=== DATA SUPPLIED ===
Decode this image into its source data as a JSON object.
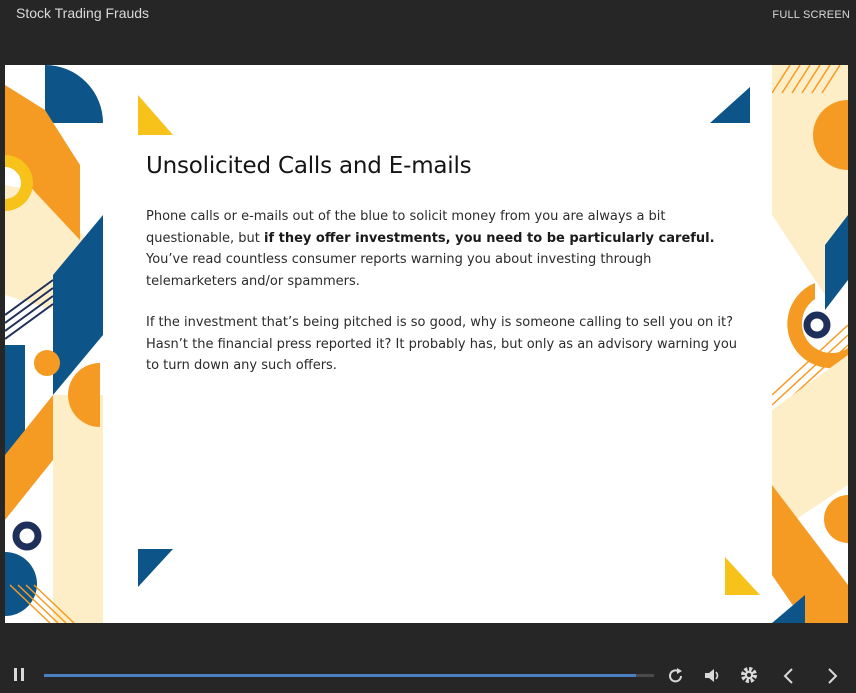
{
  "window": {
    "title": "Stock Trading Frauds",
    "fullscreen_label": "FULL SCREEN"
  },
  "slide": {
    "heading": "Unsolicited Calls and E-mails",
    "paragraph1": {
      "part1": "Phone calls or e-mails out of the blue to solicit money from you are always a bit questionable, but ",
      "bold": "if they offer investments, you need to be particularly careful.",
      "part2": " You’ve read countless consumer reports warning you about investing through telemarketers and/or spammers."
    },
    "paragraph2": "If the investment that’s being pitched is so good, why is someone calling to sell you on it? Hasn’t the financial press reported it? It probably has, but only as an advisory warning you to turn down any such offers."
  },
  "player": {
    "progress_fraction": 0.97,
    "icons": [
      "pause-icon",
      "replay-icon",
      "volume-icon",
      "settings-icon",
      "prev-arrow-icon",
      "next-arrow-icon"
    ]
  },
  "colors": {
    "navy": "#0d5489",
    "orange": "#f59b23",
    "yellow": "#f7c21a",
    "cream": "#fdeec8",
    "dark_navy": "#1f2f5c",
    "progress": "#4a7fc1"
  }
}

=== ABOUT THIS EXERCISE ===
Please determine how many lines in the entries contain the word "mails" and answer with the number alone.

=== YOUR RESPONSE ===
2